The Baby Boomer generation—those who were born during the post-World War II years between 1946 and 1964—currently number approximately 75 million Americans, according to Pew Research Center. Also this year for the first time, Pew projects that the Millennial generation—those who are between ages 18 to 34 in 2015—will outnumber Baby Boomers in the U.S. this year, as the number of deaths exceed the number of older immigrants arriving in this country.
However, although the Baby Boomer generation is shrinking slightly each year, it’s still a large and influential group. As the youngest members of this generation approach the age of 51 this year with the oldest turning 69, all Boomers are nearing, or already in, retirement years. But how prepared is this group to handle the financial requirements of retirement?
Not very well, according to the Insured Retirement Institute in its April 2015 report, “Boomer Expectations for Retirement 2015: Fifth Annual Update on the Retirement Preparedness of the Boomer Generation,” which is based on a survey of 803 individuals at or nearing retirement.
Overall economic satisfaction among Boomers dropped off significantly in 2015 to 48 percent from 65 percent in 2014, according to the report. What’s more, Boomers are not sure they’ll have sufficient resources to last throughout their Golden Years.
“The percentage of Boomers feeling extremely or very confident they will have enough money to last throughout retirement has declined significantly, to 27% of Boomers in 2015 from almost four in 10 in 2011,” the report states. When it comes to retirement age, an increasing number of Boomers are planning to retire after age 65. More than one in four (28 percent) of Boomers plan to retire at age 70 or later, allowing them to maximize their Social Security benefits, according to the report.

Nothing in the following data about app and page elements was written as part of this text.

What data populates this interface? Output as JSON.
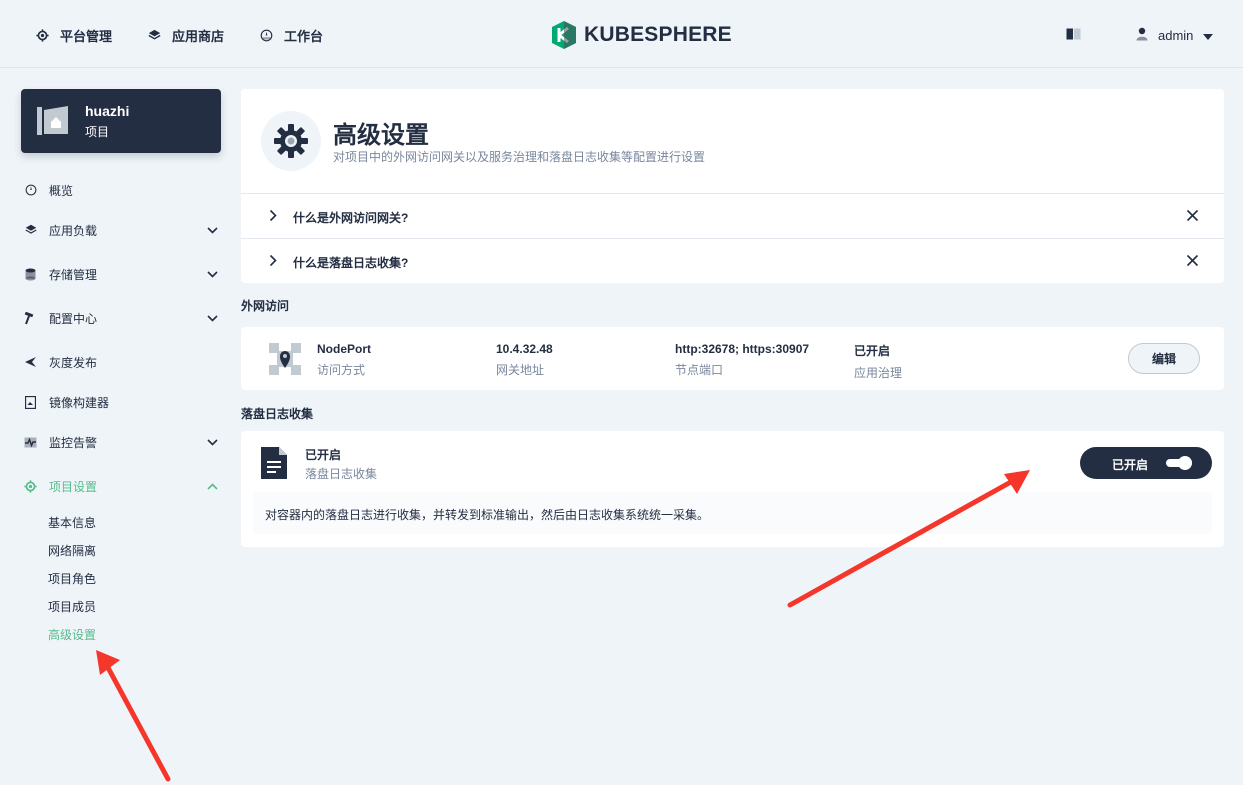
{
  "topnav": {
    "platform_label": "平台管理",
    "appstore_label": "应用商店",
    "workbench_label": "工作台",
    "logo_text": "KUBESPHERE",
    "user_name": "admin"
  },
  "project": {
    "name": "huazhi",
    "type": "项目"
  },
  "sidebar": {
    "items": [
      {
        "label": "概览",
        "icon": "dashboard-icon"
      },
      {
        "label": "应用负载",
        "icon": "appstore-icon"
      },
      {
        "label": "存储管理",
        "icon": "database-icon"
      },
      {
        "label": "配置中心",
        "icon": "hammer-icon"
      },
      {
        "label": "灰度发布",
        "icon": "bird-icon"
      },
      {
        "label": "镜像构建器",
        "icon": "image-builder-icon"
      },
      {
        "label": "监控告警",
        "icon": "monitor-icon"
      },
      {
        "label": "项目设置",
        "icon": "gear-icon"
      }
    ],
    "sub_items": [
      "基本信息",
      "网络隔离",
      "项目角色",
      "项目成员",
      "高级设置"
    ]
  },
  "header": {
    "title": "高级设置",
    "description": "对项目中的外网访问网关以及服务治理和落盘日志收集等配置进行设置"
  },
  "faq": [
    {
      "question": "什么是外网访问网关?"
    },
    {
      "question": "什么是落盘日志收集?"
    }
  ],
  "gateway": {
    "section_title": "外网访问",
    "mode_value": "NodePort",
    "mode_label": "访问方式",
    "address_value": "10.4.32.48",
    "address_label": "网关地址",
    "ports_value": "http:32678; https:30907",
    "ports_label": "节点端口",
    "governance_value": "已开启",
    "governance_label": "应用治理",
    "edit_label": "编辑"
  },
  "log_collection": {
    "section_title": "落盘日志收集",
    "status": "已开启",
    "name": "落盘日志收集",
    "toggle_label": "已开启",
    "toggle_on": true,
    "description": "对容器内的落盘日志进行收集，并转发到标准输出，然后由日志收集系统统一采集。"
  },
  "colors": {
    "accent": "#55bc8a",
    "dark": "#242e42",
    "annotation_arrow": "#f5362a"
  }
}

However, owning annuities is closely tied to an increased level of retirement preparedness and confidence, according to the report. “Boomers who have made the decision to purchase financial products specifically oriented toward retirement income are more likely to have taken positive steps to prepare for retirement, such as saving money for retirement, calculating the amount they will need to retired, and consulting financial advisors,” according to the report.